DESCRIPTION OF THE TASK: From the first record to the last, write out each one exactly.

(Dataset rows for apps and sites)
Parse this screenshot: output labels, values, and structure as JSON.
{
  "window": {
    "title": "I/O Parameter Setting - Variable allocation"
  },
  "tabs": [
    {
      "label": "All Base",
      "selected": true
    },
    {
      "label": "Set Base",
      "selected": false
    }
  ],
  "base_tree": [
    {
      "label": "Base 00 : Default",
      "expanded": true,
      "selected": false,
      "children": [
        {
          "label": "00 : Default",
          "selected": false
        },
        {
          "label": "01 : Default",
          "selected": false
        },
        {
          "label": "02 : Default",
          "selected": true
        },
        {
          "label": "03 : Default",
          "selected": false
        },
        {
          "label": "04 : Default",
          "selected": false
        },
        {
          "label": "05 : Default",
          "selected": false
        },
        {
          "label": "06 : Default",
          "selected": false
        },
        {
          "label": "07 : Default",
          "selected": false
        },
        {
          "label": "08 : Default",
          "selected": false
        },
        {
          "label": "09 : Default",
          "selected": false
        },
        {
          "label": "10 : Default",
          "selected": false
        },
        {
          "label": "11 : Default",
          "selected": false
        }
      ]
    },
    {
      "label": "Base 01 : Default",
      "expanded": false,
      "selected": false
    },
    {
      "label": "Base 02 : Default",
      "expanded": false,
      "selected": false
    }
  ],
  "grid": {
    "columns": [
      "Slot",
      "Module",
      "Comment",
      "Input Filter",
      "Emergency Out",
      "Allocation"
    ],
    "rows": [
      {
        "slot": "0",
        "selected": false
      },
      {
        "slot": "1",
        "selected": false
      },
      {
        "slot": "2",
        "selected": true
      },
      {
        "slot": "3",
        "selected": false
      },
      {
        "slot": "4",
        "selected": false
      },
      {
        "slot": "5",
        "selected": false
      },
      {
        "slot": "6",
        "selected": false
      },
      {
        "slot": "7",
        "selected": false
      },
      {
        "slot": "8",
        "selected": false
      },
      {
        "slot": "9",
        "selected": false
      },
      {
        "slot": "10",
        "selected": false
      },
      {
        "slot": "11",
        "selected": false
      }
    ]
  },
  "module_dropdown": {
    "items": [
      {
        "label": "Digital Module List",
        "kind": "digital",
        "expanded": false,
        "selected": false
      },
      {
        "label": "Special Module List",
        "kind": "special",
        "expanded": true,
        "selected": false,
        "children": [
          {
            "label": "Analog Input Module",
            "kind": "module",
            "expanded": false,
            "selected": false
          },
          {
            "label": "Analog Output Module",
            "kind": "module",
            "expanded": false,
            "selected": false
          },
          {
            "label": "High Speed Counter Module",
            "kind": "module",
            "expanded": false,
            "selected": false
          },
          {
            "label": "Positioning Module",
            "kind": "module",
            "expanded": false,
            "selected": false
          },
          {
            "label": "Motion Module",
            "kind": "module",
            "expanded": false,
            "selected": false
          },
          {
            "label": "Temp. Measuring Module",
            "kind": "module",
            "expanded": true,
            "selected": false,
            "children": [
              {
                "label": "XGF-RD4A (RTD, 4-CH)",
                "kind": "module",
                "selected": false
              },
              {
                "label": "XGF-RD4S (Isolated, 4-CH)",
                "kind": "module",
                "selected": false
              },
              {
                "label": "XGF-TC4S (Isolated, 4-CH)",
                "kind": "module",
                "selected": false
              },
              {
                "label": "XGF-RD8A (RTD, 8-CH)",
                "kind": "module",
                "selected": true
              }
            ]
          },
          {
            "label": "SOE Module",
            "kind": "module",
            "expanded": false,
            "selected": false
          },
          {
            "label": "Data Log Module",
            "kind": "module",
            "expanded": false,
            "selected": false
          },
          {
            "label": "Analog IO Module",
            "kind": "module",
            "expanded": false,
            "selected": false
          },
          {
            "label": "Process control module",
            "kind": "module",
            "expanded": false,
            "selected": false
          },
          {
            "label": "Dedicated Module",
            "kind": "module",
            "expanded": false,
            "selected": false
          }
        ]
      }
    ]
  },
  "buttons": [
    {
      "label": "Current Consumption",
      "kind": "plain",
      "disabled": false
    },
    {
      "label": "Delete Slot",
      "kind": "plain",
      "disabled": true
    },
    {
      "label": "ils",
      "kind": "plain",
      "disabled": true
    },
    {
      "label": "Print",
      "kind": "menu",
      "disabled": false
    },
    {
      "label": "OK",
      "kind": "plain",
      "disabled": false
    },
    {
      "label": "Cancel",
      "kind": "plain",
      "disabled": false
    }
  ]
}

SOLUTION TO THE PROBLEM:
Parse this screenshot: output labels, values, and structure as JSON.
{
  "window": {
    "title": "I/O Parameter Setting - Variable allocation"
  },
  "tabs": [
    {
      "label": "All Base",
      "selected": true
    },
    {
      "label": "Set Base",
      "selected": false
    }
  ],
  "base_tree": [
    {
      "label": "Base 00 : Default",
      "expanded": true,
      "selected": false,
      "children": [
        {
          "label": "00 : Default",
          "selected": false
        },
        {
          "label": "01 : Default",
          "selected": false
        },
        {
          "label": "02 : Default",
          "selected": true
        },
        {
          "label": "03 : Default",
          "selected": false
        },
        {
          "label": "04 : Default",
          "selected": false
        },
        {
          "label": "05 : Default",
          "selected": false
        },
        {
          "label": "06 : Default",
          "selected": false
        },
        {
          "label": "07 : Default",
          "selected": false
        },
        {
          "label": "08 : Default",
          "selected": false
        },
        {
          "label": "09 : Default",
          "selected": false
        },
        {
          "label": "10 : Default",
          "selected": false
        },
        {
          "label": "11 : Default",
          "selected": false
        }
      ]
    },
    {
      "label": "Base 01 : Default",
      "expanded": false,
      "selected": false
    },
    {
      "label": "Base 02 : Default",
      "expanded": false,
      "selected": false
    }
  ],
  "grid": {
    "columns": [
      "Slot",
      "Module",
      "Comment",
      "Input Filter",
      "Emergency Out",
      "Allocation"
    ],
    "rows": [
      {
        "slot": "0",
        "selected": false
      },
      {
        "slot": "1",
        "selected": false
      },
      {
        "slot": "2",
        "selected": true
      },
      {
        "slot": "3",
        "selected": false
      },
      {
        "slot": "4",
        "selected": false
      },
      {
        "slot": "5",
        "selected": false
      },
      {
        "slot": "6",
        "selected": false
      },
      {
        "slot": "7",
        "selected": false
      },
      {
        "slot": "8",
        "selected": false
      },
      {
        "slot": "9",
        "selected": false
      },
      {
        "slot": "10",
        "selected": false
      },
      {
        "slot": "11",
        "selected": false
      }
    ]
  },
  "module_dropdown": {
    "items": [
      {
        "label": "Digital Module List",
        "kind": "digital",
        "expanded": false,
        "selected": false
      },
      {
        "label": "Special Module List",
        "kind": "special",
        "expanded": true,
        "selected": false,
        "children": [
          {
            "label": "Analog Input Module",
            "kind": "module",
            "expanded": false,
            "selected": false
          },
          {
            "label": "Analog Output Module",
            "kind": "module",
            "expanded": false,
            "selected": false
          },
          {
            "label": "High Speed Counter Module",
            "kind": "module",
            "expanded": false,
            "selected": false
          },
          {
            "label": "Positioning Module",
            "kind": "module",
            "expanded": false,
            "selected": false
          },
          {
            "label": "Motion Module",
            "kind": "module",
            "expanded": false,
            "selected": false
          },
          {
            "label": "Temp. Measuring Module",
            "kind": "module",
            "expanded": true,
            "selected": false,
            "children": [
              {
                "label": "XGF-RD4A (RTD, 4-CH)",
                "kind": "module",
                "selected": false
              },
              {
                "label": "XGF-RD4S (Isolated, 4-CH)",
                "kind": "module",
                "selected": false
              },
              {
                "label": "XGF-TC4S (Isolated, 4-CH)",
                "kind": "module",
                "selected": false
              },
              {
                "label": "XGF-RD8A (RTD, 8-CH)",
                "kind": "module",
                "selected": true
              }
            ]
          },
          {
            "label": "SOE Module",
            "kind": "module",
            "expanded": false,
            "selected": false
          },
          {
            "label": "Data Log Module",
            "kind": "module",
            "expanded": false,
            "selected": false
          },
          {
            "label": "Analog IO Module",
            "kind": "module",
            "expanded": false,
            "selected": false
          },
          {
            "label": "Process control module",
            "kind": "module",
            "expanded": false,
            "selected": false
          },
          {
            "label": "Dedicated Module",
            "kind": "module",
            "expanded": false,
            "selected": false
          }
        ]
      }
    ]
  },
  "buttons": [
    {
      "label": "Current Consumption",
      "kind": "plain",
      "disabled": false
    },
    {
      "label": "Delete Slot",
      "kind": "plain",
      "disabled": true
    },
    {
      "label": "ils",
      "kind": "plain",
      "disabled": true
    },
    {
      "label": "Print",
      "kind": "menu",
      "disabled": false
    },
    {
      "label": "OK",
      "kind": "plain",
      "disabled": false
    },
    {
      "label": "Cancel",
      "kind": "plain",
      "disabled": false
    }
  ]
}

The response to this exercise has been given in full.